→ Exercise requirements
Only lines that contain the word "true" are to be returned from the data below.

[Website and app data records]
===

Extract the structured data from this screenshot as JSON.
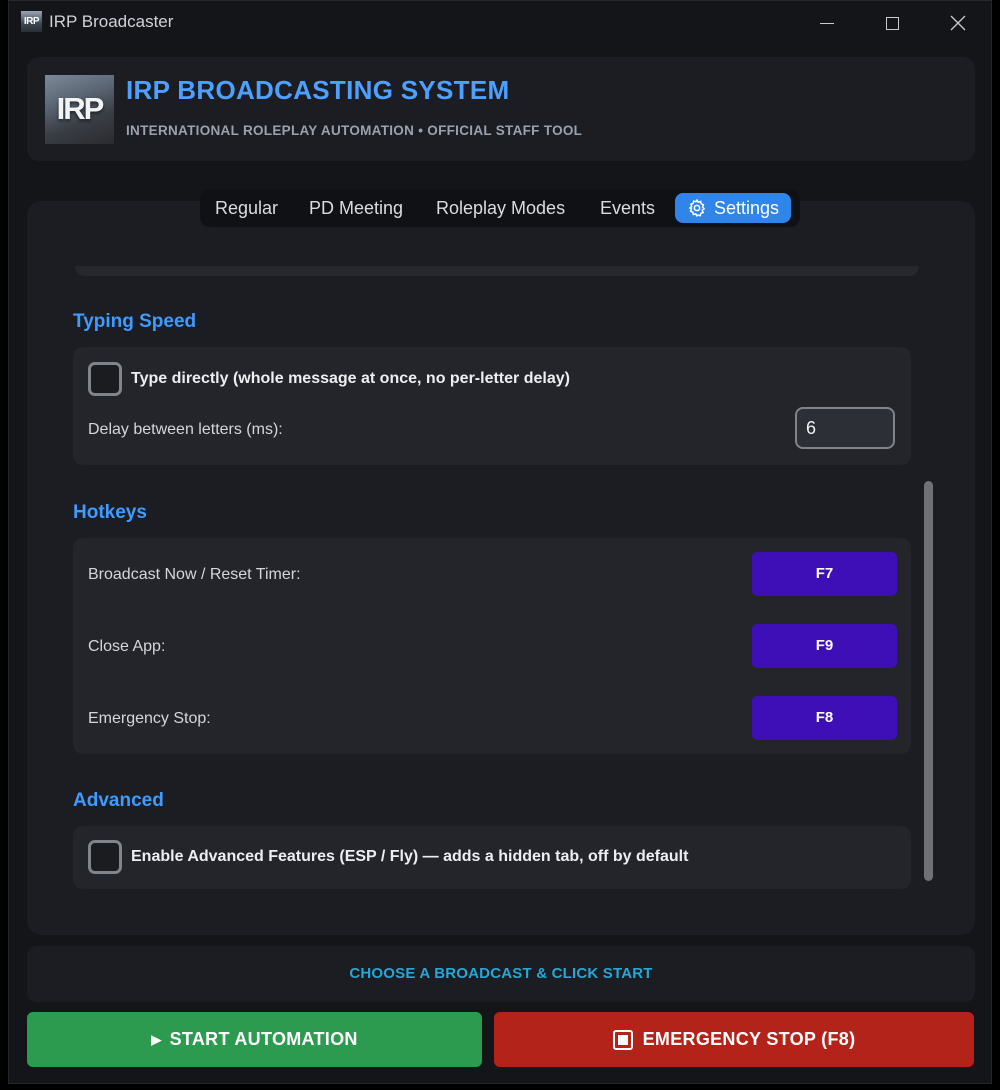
{
  "window": {
    "title": "IRP Broadcaster",
    "icon_label": "IRP"
  },
  "header": {
    "logo_text": "IRP",
    "title": "IRP BROADCASTING SYSTEM",
    "subtitle": "INTERNATIONAL ROLEPLAY AUTOMATION • OFFICIAL STAFF TOOL"
  },
  "tabs": [
    {
      "label": "Regular",
      "active": false
    },
    {
      "label": "PD Meeting",
      "active": false
    },
    {
      "label": "Roleplay Modes",
      "active": false
    },
    {
      "label": "Events",
      "active": false
    },
    {
      "label": "Settings",
      "active": true,
      "icon": "gear-icon"
    }
  ],
  "typing_speed": {
    "title": "Typing Speed",
    "direct_checkbox_label": "Type directly (whole message at once, no per-letter delay)",
    "direct_checked": false,
    "delay_label": "Delay between letters (ms):",
    "delay_value": "6"
  },
  "hotkeys": {
    "title": "Hotkeys",
    "items": [
      {
        "label": "Broadcast Now / Reset Timer:",
        "key": "F7"
      },
      {
        "label": "Close App:",
        "key": "F9"
      },
      {
        "label": "Emergency Stop:",
        "key": "F8"
      }
    ]
  },
  "advanced": {
    "title": "Advanced",
    "checkbox_label": "Enable Advanced Features (ESP / Fly) — adds a hidden tab, off by default",
    "checked": false
  },
  "status": {
    "text": "CHOOSE A BROADCAST & CLICK START"
  },
  "actions": {
    "start_label": "START AUTOMATION",
    "stop_label": "EMERGENCY STOP (F8)"
  },
  "colors": {
    "accent": "#3f9bff",
    "tab_active": "#2f86e8",
    "hotkey": "#3e0fb6",
    "start": "#2c9b4f",
    "stop": "#b4231a",
    "status_text": "#28a6d6"
  }
}
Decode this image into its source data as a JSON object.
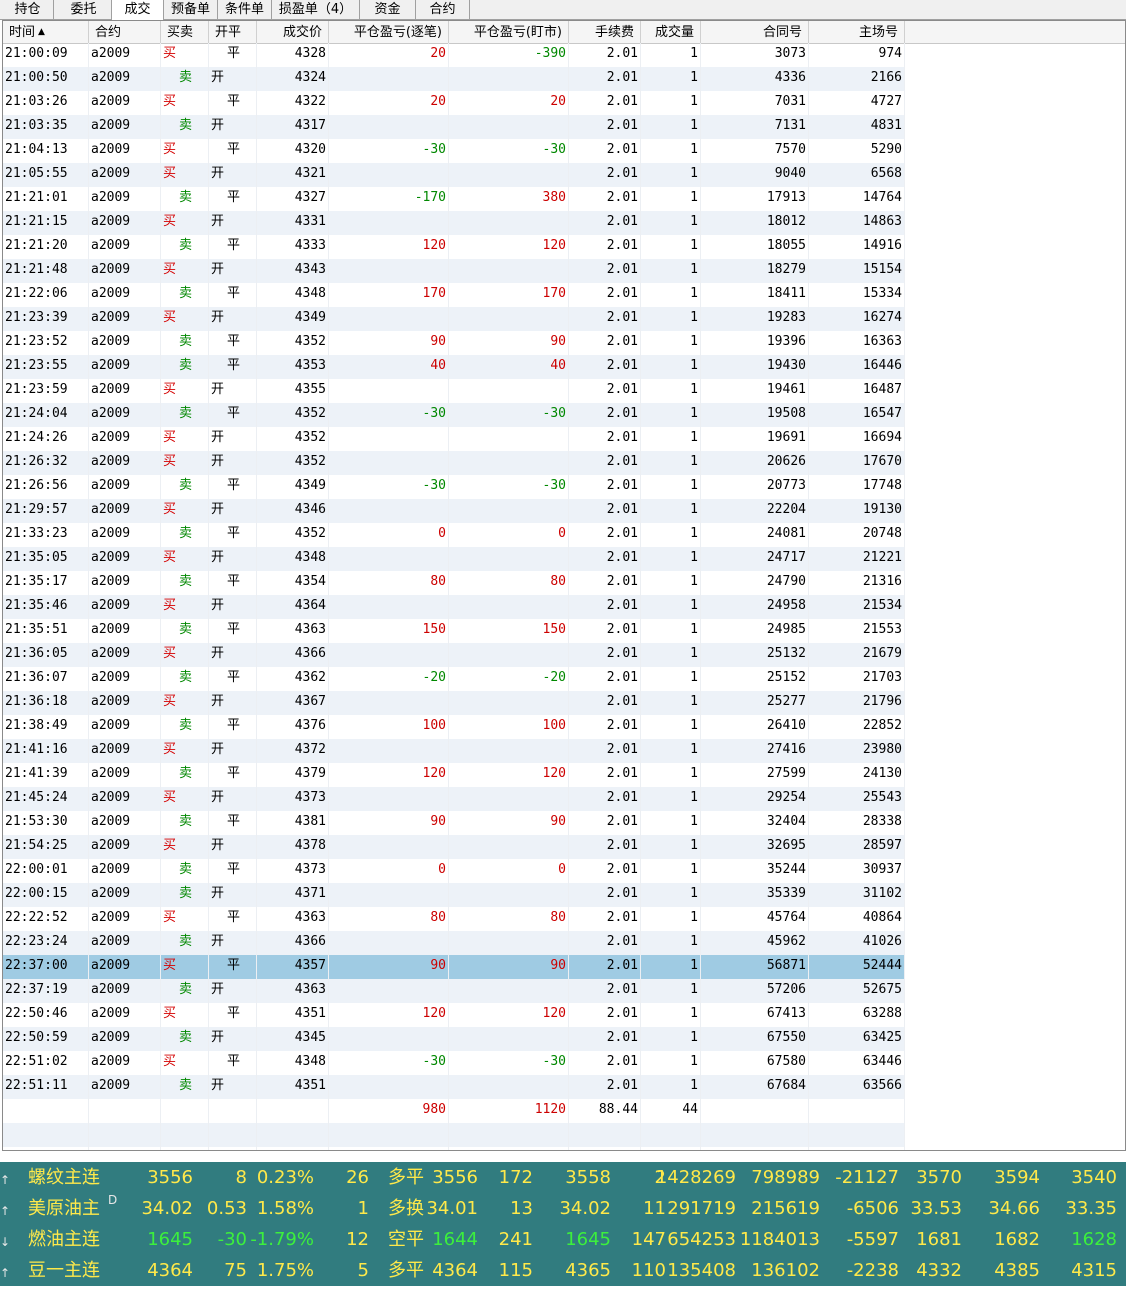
{
  "tabs": [
    {
      "label": "持仓",
      "active": false
    },
    {
      "label": "委托",
      "active": false
    },
    {
      "label": "成交",
      "active": true
    },
    {
      "label": "预备单",
      "active": false
    },
    {
      "label": "条件单",
      "active": false
    },
    {
      "label": "损盈单（4）",
      "active": false
    },
    {
      "label": "资金",
      "active": false
    },
    {
      "label": "合约",
      "active": false
    }
  ],
  "table": {
    "sort_indicator": "▲",
    "headers": {
      "time": "时间",
      "contract": "合约",
      "side": "买卖",
      "open_close": "开平",
      "price": "成交价",
      "pnl_trade": "平仓盈亏(逐笔)",
      "pnl_mtm": "平仓盈亏(盯市)",
      "fee": "手续费",
      "qty": "成交量",
      "contract_no": "合同号",
      "exchange_no": "主场号"
    },
    "rows": [
      {
        "time": "21:00:09",
        "contract": "a2009",
        "side": "买",
        "oc": "平",
        "price": "4328",
        "pnl_trade": "20",
        "pnl_mtm": "-390",
        "fee": "2.01",
        "qty": "1",
        "contract_no": "3073",
        "exchange_no": "974"
      },
      {
        "time": "21:00:50",
        "contract": "a2009",
        "side": "卖",
        "oc": "开",
        "price": "4324",
        "pnl_trade": "",
        "pnl_mtm": "",
        "fee": "2.01",
        "qty": "1",
        "contract_no": "4336",
        "exchange_no": "2166"
      },
      {
        "time": "21:03:26",
        "contract": "a2009",
        "side": "买",
        "oc": "平",
        "price": "4322",
        "pnl_trade": "20",
        "pnl_mtm": "20",
        "fee": "2.01",
        "qty": "1",
        "contract_no": "7031",
        "exchange_no": "4727"
      },
      {
        "time": "21:03:35",
        "contract": "a2009",
        "side": "卖",
        "oc": "开",
        "price": "4317",
        "pnl_trade": "",
        "pnl_mtm": "",
        "fee": "2.01",
        "qty": "1",
        "contract_no": "7131",
        "exchange_no": "4831"
      },
      {
        "time": "21:04:13",
        "contract": "a2009",
        "side": "买",
        "oc": "平",
        "price": "4320",
        "pnl_trade": "-30",
        "pnl_mtm": "-30",
        "fee": "2.01",
        "qty": "1",
        "contract_no": "7570",
        "exchange_no": "5290"
      },
      {
        "time": "21:05:55",
        "contract": "a2009",
        "side": "买",
        "oc": "开",
        "price": "4321",
        "pnl_trade": "",
        "pnl_mtm": "",
        "fee": "2.01",
        "qty": "1",
        "contract_no": "9040",
        "exchange_no": "6568"
      },
      {
        "time": "21:21:01",
        "contract": "a2009",
        "side": "卖",
        "oc": "平",
        "price": "4327",
        "pnl_trade": "-170",
        "pnl_mtm": "380",
        "fee": "2.01",
        "qty": "1",
        "contract_no": "17913",
        "exchange_no": "14764"
      },
      {
        "time": "21:21:15",
        "contract": "a2009",
        "side": "买",
        "oc": "开",
        "price": "4331",
        "pnl_trade": "",
        "pnl_mtm": "",
        "fee": "2.01",
        "qty": "1",
        "contract_no": "18012",
        "exchange_no": "14863"
      },
      {
        "time": "21:21:20",
        "contract": "a2009",
        "side": "卖",
        "oc": "平",
        "price": "4333",
        "pnl_trade": "120",
        "pnl_mtm": "120",
        "fee": "2.01",
        "qty": "1",
        "contract_no": "18055",
        "exchange_no": "14916"
      },
      {
        "time": "21:21:48",
        "contract": "a2009",
        "side": "买",
        "oc": "开",
        "price": "4343",
        "pnl_trade": "",
        "pnl_mtm": "",
        "fee": "2.01",
        "qty": "1",
        "contract_no": "18279",
        "exchange_no": "15154"
      },
      {
        "time": "21:22:06",
        "contract": "a2009",
        "side": "卖",
        "oc": "平",
        "price": "4348",
        "pnl_trade": "170",
        "pnl_mtm": "170",
        "fee": "2.01",
        "qty": "1",
        "contract_no": "18411",
        "exchange_no": "15334"
      },
      {
        "time": "21:23:39",
        "contract": "a2009",
        "side": "买",
        "oc": "开",
        "price": "4349",
        "pnl_trade": "",
        "pnl_mtm": "",
        "fee": "2.01",
        "qty": "1",
        "contract_no": "19283",
        "exchange_no": "16274"
      },
      {
        "time": "21:23:52",
        "contract": "a2009",
        "side": "卖",
        "oc": "平",
        "price": "4352",
        "pnl_trade": "90",
        "pnl_mtm": "90",
        "fee": "2.01",
        "qty": "1",
        "contract_no": "19396",
        "exchange_no": "16363"
      },
      {
        "time": "21:23:55",
        "contract": "a2009",
        "side": "卖",
        "oc": "平",
        "price": "4353",
        "pnl_trade": "40",
        "pnl_mtm": "40",
        "fee": "2.01",
        "qty": "1",
        "contract_no": "19430",
        "exchange_no": "16446"
      },
      {
        "time": "21:23:59",
        "contract": "a2009",
        "side": "买",
        "oc": "开",
        "price": "4355",
        "pnl_trade": "",
        "pnl_mtm": "",
        "fee": "2.01",
        "qty": "1",
        "contract_no": "19461",
        "exchange_no": "16487"
      },
      {
        "time": "21:24:04",
        "contract": "a2009",
        "side": "卖",
        "oc": "平",
        "price": "4352",
        "pnl_trade": "-30",
        "pnl_mtm": "-30",
        "fee": "2.01",
        "qty": "1",
        "contract_no": "19508",
        "exchange_no": "16547"
      },
      {
        "time": "21:24:26",
        "contract": "a2009",
        "side": "买",
        "oc": "开",
        "price": "4352",
        "pnl_trade": "",
        "pnl_mtm": "",
        "fee": "2.01",
        "qty": "1",
        "contract_no": "19691",
        "exchange_no": "16694"
      },
      {
        "time": "21:26:32",
        "contract": "a2009",
        "side": "买",
        "oc": "开",
        "price": "4352",
        "pnl_trade": "",
        "pnl_mtm": "",
        "fee": "2.01",
        "qty": "1",
        "contract_no": "20626",
        "exchange_no": "17670"
      },
      {
        "time": "21:26:56",
        "contract": "a2009",
        "side": "卖",
        "oc": "平",
        "price": "4349",
        "pnl_trade": "-30",
        "pnl_mtm": "-30",
        "fee": "2.01",
        "qty": "1",
        "contract_no": "20773",
        "exchange_no": "17748"
      },
      {
        "time": "21:29:57",
        "contract": "a2009",
        "side": "买",
        "oc": "开",
        "price": "4346",
        "pnl_trade": "",
        "pnl_mtm": "",
        "fee": "2.01",
        "qty": "1",
        "contract_no": "22204",
        "exchange_no": "19130"
      },
      {
        "time": "21:33:23",
        "contract": "a2009",
        "side": "卖",
        "oc": "平",
        "price": "4352",
        "pnl_trade": "0",
        "pnl_mtm": "0",
        "fee": "2.01",
        "qty": "1",
        "contract_no": "24081",
        "exchange_no": "20748"
      },
      {
        "time": "21:35:05",
        "contract": "a2009",
        "side": "买",
        "oc": "开",
        "price": "4348",
        "pnl_trade": "",
        "pnl_mtm": "",
        "fee": "2.01",
        "qty": "1",
        "contract_no": "24717",
        "exchange_no": "21221"
      },
      {
        "time": "21:35:17",
        "contract": "a2009",
        "side": "卖",
        "oc": "平",
        "price": "4354",
        "pnl_trade": "80",
        "pnl_mtm": "80",
        "fee": "2.01",
        "qty": "1",
        "contract_no": "24790",
        "exchange_no": "21316"
      },
      {
        "time": "21:35:46",
        "contract": "a2009",
        "side": "买",
        "oc": "开",
        "price": "4364",
        "pnl_trade": "",
        "pnl_mtm": "",
        "fee": "2.01",
        "qty": "1",
        "contract_no": "24958",
        "exchange_no": "21534"
      },
      {
        "time": "21:35:51",
        "contract": "a2009",
        "side": "卖",
        "oc": "平",
        "price": "4363",
        "pnl_trade": "150",
        "pnl_mtm": "150",
        "fee": "2.01",
        "qty": "1",
        "contract_no": "24985",
        "exchange_no": "21553"
      },
      {
        "time": "21:36:05",
        "contract": "a2009",
        "side": "买",
        "oc": "开",
        "price": "4366",
        "pnl_trade": "",
        "pnl_mtm": "",
        "fee": "2.01",
        "qty": "1",
        "contract_no": "25132",
        "exchange_no": "21679"
      },
      {
        "time": "21:36:07",
        "contract": "a2009",
        "side": "卖",
        "oc": "平",
        "price": "4362",
        "pnl_trade": "-20",
        "pnl_mtm": "-20",
        "fee": "2.01",
        "qty": "1",
        "contract_no": "25152",
        "exchange_no": "21703"
      },
      {
        "time": "21:36:18",
        "contract": "a2009",
        "side": "买",
        "oc": "开",
        "price": "4367",
        "pnl_trade": "",
        "pnl_mtm": "",
        "fee": "2.01",
        "qty": "1",
        "contract_no": "25277",
        "exchange_no": "21796"
      },
      {
        "time": "21:38:49",
        "contract": "a2009",
        "side": "卖",
        "oc": "平",
        "price": "4376",
        "pnl_trade": "100",
        "pnl_mtm": "100",
        "fee": "2.01",
        "qty": "1",
        "contract_no": "26410",
        "exchange_no": "22852"
      },
      {
        "time": "21:41:16",
        "contract": "a2009",
        "side": "买",
        "oc": "开",
        "price": "4372",
        "pnl_trade": "",
        "pnl_mtm": "",
        "fee": "2.01",
        "qty": "1",
        "contract_no": "27416",
        "exchange_no": "23980"
      },
      {
        "time": "21:41:39",
        "contract": "a2009",
        "side": "卖",
        "oc": "平",
        "price": "4379",
        "pnl_trade": "120",
        "pnl_mtm": "120",
        "fee": "2.01",
        "qty": "1",
        "contract_no": "27599",
        "exchange_no": "24130"
      },
      {
        "time": "21:45:24",
        "contract": "a2009",
        "side": "买",
        "oc": "开",
        "price": "4373",
        "pnl_trade": "",
        "pnl_mtm": "",
        "fee": "2.01",
        "qty": "1",
        "contract_no": "29254",
        "exchange_no": "25543"
      },
      {
        "time": "21:53:30",
        "contract": "a2009",
        "side": "卖",
        "oc": "平",
        "price": "4381",
        "pnl_trade": "90",
        "pnl_mtm": "90",
        "fee": "2.01",
        "qty": "1",
        "contract_no": "32404",
        "exchange_no": "28338"
      },
      {
        "time": "21:54:25",
        "contract": "a2009",
        "side": "买",
        "oc": "开",
        "price": "4378",
        "pnl_trade": "",
        "pnl_mtm": "",
        "fee": "2.01",
        "qty": "1",
        "contract_no": "32695",
        "exchange_no": "28597"
      },
      {
        "time": "22:00:01",
        "contract": "a2009",
        "side": "卖",
        "oc": "平",
        "price": "4373",
        "pnl_trade": "0",
        "pnl_mtm": "0",
        "fee": "2.01",
        "qty": "1",
        "contract_no": "35244",
        "exchange_no": "30937"
      },
      {
        "time": "22:00:15",
        "contract": "a2009",
        "side": "卖",
        "oc": "开",
        "price": "4371",
        "pnl_trade": "",
        "pnl_mtm": "",
        "fee": "2.01",
        "qty": "1",
        "contract_no": "35339",
        "exchange_no": "31102"
      },
      {
        "time": "22:22:52",
        "contract": "a2009",
        "side": "买",
        "oc": "平",
        "price": "4363",
        "pnl_trade": "80",
        "pnl_mtm": "80",
        "fee": "2.01",
        "qty": "1",
        "contract_no": "45764",
        "exchange_no": "40864"
      },
      {
        "time": "22:23:24",
        "contract": "a2009",
        "side": "卖",
        "oc": "开",
        "price": "4366",
        "pnl_trade": "",
        "pnl_mtm": "",
        "fee": "2.01",
        "qty": "1",
        "contract_no": "45962",
        "exchange_no": "41026"
      },
      {
        "time": "22:37:00",
        "contract": "a2009",
        "side": "买",
        "oc": "平",
        "price": "4357",
        "pnl_trade": "90",
        "pnl_mtm": "90",
        "fee": "2.01",
        "qty": "1",
        "contract_no": "56871",
        "exchange_no": "52444",
        "selected": true
      },
      {
        "time": "22:37:19",
        "contract": "a2009",
        "side": "卖",
        "oc": "开",
        "price": "4363",
        "pnl_trade": "",
        "pnl_mtm": "",
        "fee": "2.01",
        "qty": "1",
        "contract_no": "57206",
        "exchange_no": "52675"
      },
      {
        "time": "22:50:46",
        "contract": "a2009",
        "side": "买",
        "oc": "平",
        "price": "4351",
        "pnl_trade": "120",
        "pnl_mtm": "120",
        "fee": "2.01",
        "qty": "1",
        "contract_no": "67413",
        "exchange_no": "63288"
      },
      {
        "time": "22:50:59",
        "contract": "a2009",
        "side": "卖",
        "oc": "开",
        "price": "4345",
        "pnl_trade": "",
        "pnl_mtm": "",
        "fee": "2.01",
        "qty": "1",
        "contract_no": "67550",
        "exchange_no": "63425"
      },
      {
        "time": "22:51:02",
        "contract": "a2009",
        "side": "买",
        "oc": "平",
        "price": "4348",
        "pnl_trade": "-30",
        "pnl_mtm": "-30",
        "fee": "2.01",
        "qty": "1",
        "contract_no": "67580",
        "exchange_no": "63446"
      },
      {
        "time": "22:51:11",
        "contract": "a2009",
        "side": "卖",
        "oc": "开",
        "price": "4351",
        "pnl_trade": "",
        "pnl_mtm": "",
        "fee": "2.01",
        "qty": "1",
        "contract_no": "67684",
        "exchange_no": "63566"
      }
    ],
    "totals": {
      "pnl_trade": "980",
      "pnl_mtm": "1120",
      "fee": "88.44",
      "qty": "44"
    }
  },
  "quotes": [
    {
      "name": "螺纹主连",
      "sup": "",
      "last": "3556",
      "chg": "8",
      "pct": "0.23%",
      "vol": "26",
      "nature": "多平",
      "bid": "3556",
      "bid_vol": "172",
      "ask": "3558",
      "ask_vol": "2",
      "oi": "1428269",
      "prev_oi": "798989",
      "oi_chg": "-21127",
      "open": "3570",
      "high": "3594",
      "low": "3540",
      "dir": "up",
      "color": "y"
    },
    {
      "name": "美原油主",
      "sup": "D",
      "last": "34.02",
      "chg": "0.53",
      "pct": "1.58%",
      "vol": "1",
      "nature": "多换",
      "bid": "34.01",
      "bid_vol": "13",
      "ask": "34.02",
      "ask_vol": "11",
      "oi": "291719",
      "prev_oi": "215619",
      "oi_chg": "-6506",
      "open": "33.53",
      "high": "34.66",
      "low": "33.35",
      "dir": "up",
      "color": "y"
    },
    {
      "name": "燃油主连",
      "sup": "",
      "last": "1645",
      "chg": "-30",
      "pct": "-1.79%",
      "vol": "12",
      "nature": "空平",
      "bid": "1644",
      "bid_vol": "241",
      "ask": "1645",
      "ask_vol": "147",
      "oi": "654253",
      "prev_oi": "1184013",
      "oi_chg": "-5597",
      "open": "1681",
      "high": "1682",
      "low": "1628",
      "dir": "down",
      "color": "g"
    },
    {
      "name": "豆一主连",
      "sup": "",
      "last": "4364",
      "chg": "75",
      "pct": "1.75%",
      "vol": "5",
      "nature": "多平",
      "bid": "4364",
      "bid_vol": "115",
      "ask": "4365",
      "ask_vol": "110",
      "oi": "135408",
      "prev_oi": "136102",
      "oi_chg": "-2238",
      "open": "4332",
      "high": "4385",
      "low": "4315",
      "dir": "up",
      "color": "y"
    }
  ],
  "colors": {
    "positive": "#cc0000",
    "negative": "#008800",
    "selected_row": "#9fcbe3",
    "quote_panel_bg": "#317c7f",
    "quote_up": "#ffe94a",
    "quote_down": "#3cf03c"
  }
}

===

→ Problem solution
      "active": true,
      "active": true
        "selected": true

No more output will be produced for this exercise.